announced it is donating 150,000 digital volumes to 100 public libraries across the country
during the coming months. The \"netLibrary eBook Intorduction Program\" will provide free
24-hour access to the titles for six months, at which time the participating libraries will
have the option to purchase as many of the volumes as they desire.
Submitted by Blake on January 29, 2000 - 12:11pm
Could hyperlinks become illegal? The NYTimes has a story on a ruling that may cause all linking to be considered illegal.
In a ruling that could undermine the freedom to create links on the Web, a federal judge in Utah has temporarily barred two critics of the Mormon Church from posting on their Web site the Internet addresses of other sites featuring pirated copies of a Mormon text.
Submitted by Blake on January 29, 2000 - 12:01pm
The November 16, 1999 Tom Tolls Editorial Cartoon HERE is a must see!
Submitted by Blake on January 29, 2000 - 11:50am
Oneworld has An Amazing
piece on books, and libraries, and everything that interests us.
Our mistake, perhaps, has been to look upon a library as an all-encompassing and neutral space. Any library is, by definition, the result of a choice, necessarily limited in its scope. The earliest Mesopotamian libraries we know of, leading back to the third millennium BC, were born under these conditions.
Submitted by Blake on January 29, 2000 - 11:43am
InsideDenver Has a very encouraging
Story Here on how library use is way UP.
From 1991 to 1998 -- a period when big chain bookstores and the Internet blossomed into potential threats to America\'s libraries -- state circulation of libray books and other items grew dramatically.
Submitted by Blake on January 29, 2000 - 11:35am
Intellectualcapital.com has a great Opinion piece on Vannevar Bushs\"As We May Think\"
Bush\'s essay is astonishing for two reasons. First, his vision of personally
created, associated links of knowledge was prescient. He could see, even
then, the explosion of necessary information beyond a level any human could
manage, and he could imagine the evolution of technology into forms that
would make possible an easily accessible, easily searchable desk-based
library of personal and public knowledge.
Submitted by Blake on January 29, 2000 - 11:31am
Check out Futurebook.org for a look at the possible book of the future.
\"THE BOOK AS interface, the changing interface of collected thought... what is the future of
the book? With the computer revolution fast fulfilling its promise to make society rethink
communication, it is time for a good long look at this vehicle called book.\"
Submitted by Blake on January 29, 2000 - 11:25am
Alabama Live has a

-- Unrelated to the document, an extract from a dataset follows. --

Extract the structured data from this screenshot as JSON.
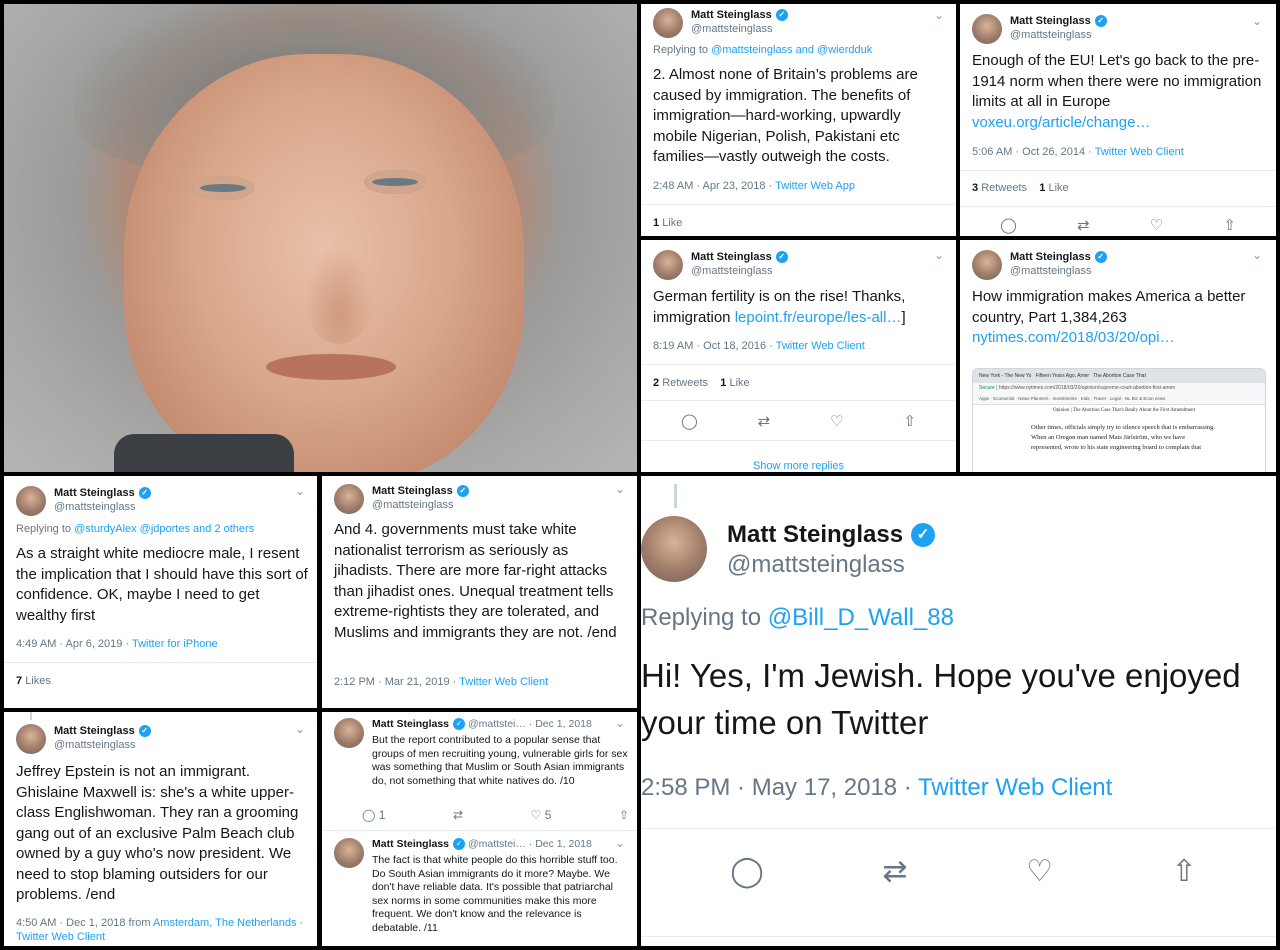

Story on how one library system now can email overdue notices. An approache that may be used more often in the future.
About 7,000 local patrons receive library notices by e-mail, and Jefferson County library officials say theyhope more people will catch on and use the service in the future.
Submitted by Blake on January 29, 2000 - 11:19am

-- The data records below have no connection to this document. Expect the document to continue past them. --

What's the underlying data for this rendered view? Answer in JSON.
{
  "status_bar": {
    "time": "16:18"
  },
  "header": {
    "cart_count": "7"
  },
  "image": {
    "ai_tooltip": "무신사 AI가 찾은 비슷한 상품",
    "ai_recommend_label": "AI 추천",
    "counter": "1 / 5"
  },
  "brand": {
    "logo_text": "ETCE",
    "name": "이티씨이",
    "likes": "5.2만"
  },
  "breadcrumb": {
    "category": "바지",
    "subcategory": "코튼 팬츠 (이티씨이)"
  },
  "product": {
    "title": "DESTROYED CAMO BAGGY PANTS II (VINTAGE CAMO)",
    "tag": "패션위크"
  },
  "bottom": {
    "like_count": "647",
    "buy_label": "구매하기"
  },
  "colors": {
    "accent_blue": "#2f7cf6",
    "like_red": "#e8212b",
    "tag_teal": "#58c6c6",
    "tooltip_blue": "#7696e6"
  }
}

The NYTimes Has a Storyon cool new pen scanners.
If you have ever done research in a library, you have probably encountered this annoying situation: You\'ve found a paragraph ofhelpful information in an otherwise useless book. There is no point in lugging the book home for the sake of those 300 words. So you face twochoices: transcribe the paragraph by hand or trot over to the photocopy machine, stand in line, fish around for change and make three copies the wrong size before getting one that captures what you want.
Submitted by Blake on January 29, 2000 - 11:14am

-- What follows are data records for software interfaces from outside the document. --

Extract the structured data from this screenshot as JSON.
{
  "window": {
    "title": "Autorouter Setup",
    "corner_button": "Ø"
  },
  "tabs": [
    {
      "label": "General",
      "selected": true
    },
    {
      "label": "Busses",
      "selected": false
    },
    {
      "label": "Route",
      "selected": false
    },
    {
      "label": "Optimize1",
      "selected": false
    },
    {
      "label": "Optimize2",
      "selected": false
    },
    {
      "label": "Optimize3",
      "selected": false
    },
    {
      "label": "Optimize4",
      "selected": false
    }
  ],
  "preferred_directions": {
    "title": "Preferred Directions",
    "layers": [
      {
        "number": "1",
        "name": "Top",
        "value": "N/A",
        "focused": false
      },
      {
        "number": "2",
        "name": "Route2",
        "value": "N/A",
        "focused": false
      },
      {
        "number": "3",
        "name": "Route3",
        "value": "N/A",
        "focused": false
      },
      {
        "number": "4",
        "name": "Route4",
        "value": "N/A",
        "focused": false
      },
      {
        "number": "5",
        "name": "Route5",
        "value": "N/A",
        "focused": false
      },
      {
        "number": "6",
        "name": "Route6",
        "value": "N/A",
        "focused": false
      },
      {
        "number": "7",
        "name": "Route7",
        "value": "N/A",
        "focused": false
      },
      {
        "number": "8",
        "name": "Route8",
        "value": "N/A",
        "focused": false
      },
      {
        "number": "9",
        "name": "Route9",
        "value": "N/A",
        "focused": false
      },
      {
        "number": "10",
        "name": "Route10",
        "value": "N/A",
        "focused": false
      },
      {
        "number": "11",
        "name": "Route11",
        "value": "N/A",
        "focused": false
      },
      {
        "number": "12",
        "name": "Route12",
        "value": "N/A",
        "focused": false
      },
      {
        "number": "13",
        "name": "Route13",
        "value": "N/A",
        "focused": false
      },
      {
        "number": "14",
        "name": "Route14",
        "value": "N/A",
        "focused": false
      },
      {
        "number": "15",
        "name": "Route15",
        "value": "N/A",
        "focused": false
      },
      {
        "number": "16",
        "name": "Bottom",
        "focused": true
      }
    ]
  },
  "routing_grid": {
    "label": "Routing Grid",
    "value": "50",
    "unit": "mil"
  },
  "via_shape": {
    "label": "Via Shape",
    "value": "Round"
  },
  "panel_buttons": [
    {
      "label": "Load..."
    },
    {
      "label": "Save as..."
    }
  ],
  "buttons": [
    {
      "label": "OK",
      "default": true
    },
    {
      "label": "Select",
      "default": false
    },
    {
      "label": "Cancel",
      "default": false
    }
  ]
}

OregonLive has a story HERE on the infamous Harry Potter.
Complaining that Harry Potter\'s popular books for children will lead readers to \"hatred and rebellion,\" a couple in this central Oregon town is asking schools to ban them.
It\'s the latest in a controversy that pits parents who object to the adventure stories about witchcraft against parents who say the popular tales encourage children to read.
Submitted by Blake on January 29, 2000 - 11:08am
Get yout free video Here
The new 38-minute videotape, Therapy in Action: The School-Age Child Who stutters, is getting rave reviews from speech-language pathologists, parents, teachers and physicians. The tape is an excellent resource and is certain to further the understanding of stuttering and what can be done to help the school-age child.\"